Delta Air Lines CEO Ed Bastian also wrote to his airline’s employees Friday, revealing that the airline now expects that revenue there will plunge $10 billion, an 80% decline, in the second quarter of this year compared to a year ago.
“It’s also clear, given the underlying damage the virus has created to the overall economy, that demand recovery will take an extended period once the virus is contained,” he said.
Delta arranged for $2.6 billion in new borrowing and drew down an additional $3 billion in cash on an existing credit line, Bastian revealed. And he said about 13,000 of Delta’s more than 90,000 employees have agreed to take voluntary unpaid leaves.
He also defended past spending by the company, saying that most of the profits in recent years went into new aircraft and employees, not to share repurchases or dividends that benefit shareholders.
Earlier this week Bastian wrote another letter to employees in which he said the airline would cut 70% of it scheduled flights and park 600 of its jets, more than half of its fleet. He also warned that involuntary furloughs or pay cuts might be necessary.
“I know everyone is concerned about the security of your jobs and pay. Given the uncertainty about the duration of this crisis, we are not yet at a point to make any decisions,” he wrote on Wednesday. “And those are very painful decisions to even consider. In this unpredictable environment we can’t take any options off the table, but any steps that would affect your jobs or pay rates would be the absolute last thing we would do, and only if necessary to secure Delta’s long-term future.”
Labor leaders throughout the airline industry have joined with management in an effort to win quick approval of a $50 billion bailout of the nation’s passenger airlines and an additional $8 billion for the nation’s air cargo carriers.
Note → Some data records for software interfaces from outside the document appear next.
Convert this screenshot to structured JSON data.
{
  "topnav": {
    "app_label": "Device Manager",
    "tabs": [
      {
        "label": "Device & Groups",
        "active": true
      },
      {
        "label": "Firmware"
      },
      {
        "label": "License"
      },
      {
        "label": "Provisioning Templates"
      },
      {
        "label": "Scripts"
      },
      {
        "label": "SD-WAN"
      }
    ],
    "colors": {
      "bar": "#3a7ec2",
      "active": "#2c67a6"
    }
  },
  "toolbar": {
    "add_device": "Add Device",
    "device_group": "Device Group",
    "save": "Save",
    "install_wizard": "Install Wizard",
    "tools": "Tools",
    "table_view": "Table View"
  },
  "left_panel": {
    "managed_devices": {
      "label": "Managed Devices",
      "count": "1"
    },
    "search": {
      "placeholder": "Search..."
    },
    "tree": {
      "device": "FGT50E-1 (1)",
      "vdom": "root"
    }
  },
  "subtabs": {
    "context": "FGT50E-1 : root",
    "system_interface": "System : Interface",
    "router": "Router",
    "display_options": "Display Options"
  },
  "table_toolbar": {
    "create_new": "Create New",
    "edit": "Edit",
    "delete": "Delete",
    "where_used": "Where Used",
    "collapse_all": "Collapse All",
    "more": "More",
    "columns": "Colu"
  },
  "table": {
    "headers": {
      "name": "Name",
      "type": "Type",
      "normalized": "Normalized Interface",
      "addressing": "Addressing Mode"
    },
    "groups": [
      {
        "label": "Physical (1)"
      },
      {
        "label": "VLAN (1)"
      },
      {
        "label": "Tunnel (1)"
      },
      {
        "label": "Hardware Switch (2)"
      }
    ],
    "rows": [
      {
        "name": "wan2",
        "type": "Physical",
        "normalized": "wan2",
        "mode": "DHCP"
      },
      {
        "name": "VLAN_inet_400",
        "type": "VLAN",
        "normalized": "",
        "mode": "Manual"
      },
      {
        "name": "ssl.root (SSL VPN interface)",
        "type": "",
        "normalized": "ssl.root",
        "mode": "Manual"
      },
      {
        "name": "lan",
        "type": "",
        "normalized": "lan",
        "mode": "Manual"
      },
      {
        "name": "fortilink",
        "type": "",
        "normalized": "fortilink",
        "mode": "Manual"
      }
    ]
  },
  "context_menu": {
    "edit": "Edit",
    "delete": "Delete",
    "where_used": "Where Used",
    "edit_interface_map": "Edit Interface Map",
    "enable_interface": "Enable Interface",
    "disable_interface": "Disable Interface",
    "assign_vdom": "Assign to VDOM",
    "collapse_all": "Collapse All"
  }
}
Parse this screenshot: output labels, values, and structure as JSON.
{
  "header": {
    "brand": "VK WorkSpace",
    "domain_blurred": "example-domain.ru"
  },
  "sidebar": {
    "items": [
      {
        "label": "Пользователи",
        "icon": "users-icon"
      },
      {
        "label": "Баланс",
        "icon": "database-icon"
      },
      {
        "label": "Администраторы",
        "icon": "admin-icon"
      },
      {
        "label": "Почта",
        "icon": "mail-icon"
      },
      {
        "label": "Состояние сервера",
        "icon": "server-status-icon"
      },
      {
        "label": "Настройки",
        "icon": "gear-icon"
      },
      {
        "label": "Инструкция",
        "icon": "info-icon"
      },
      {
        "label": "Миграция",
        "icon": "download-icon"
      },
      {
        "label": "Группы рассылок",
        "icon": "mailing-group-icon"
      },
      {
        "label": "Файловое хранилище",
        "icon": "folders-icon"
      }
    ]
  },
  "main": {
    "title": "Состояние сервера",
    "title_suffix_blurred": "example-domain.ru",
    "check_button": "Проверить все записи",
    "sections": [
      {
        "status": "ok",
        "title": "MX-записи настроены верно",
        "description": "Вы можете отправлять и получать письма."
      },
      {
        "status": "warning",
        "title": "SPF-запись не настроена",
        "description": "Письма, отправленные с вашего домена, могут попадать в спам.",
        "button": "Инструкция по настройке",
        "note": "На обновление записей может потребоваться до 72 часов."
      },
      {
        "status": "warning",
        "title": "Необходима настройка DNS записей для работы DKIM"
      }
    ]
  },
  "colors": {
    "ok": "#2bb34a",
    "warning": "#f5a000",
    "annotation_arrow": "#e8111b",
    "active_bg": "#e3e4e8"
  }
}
Management and union leadership at American Airlines sent a similar joint letter to Congressional leaders on Friday morning.
While there is significant bipartisan support in Congress for a bailout, the first version of the bill announced by Senate Republicans had all the aid going to airlines in the form of loan guarantees rather than half loans and half grants, as requested by the airlines.
United’s letter did not say whether it would need that mix of grants and loans, or if it could avoid payroll cost cuts if it got only loans rather than the requested $25 billion in grants.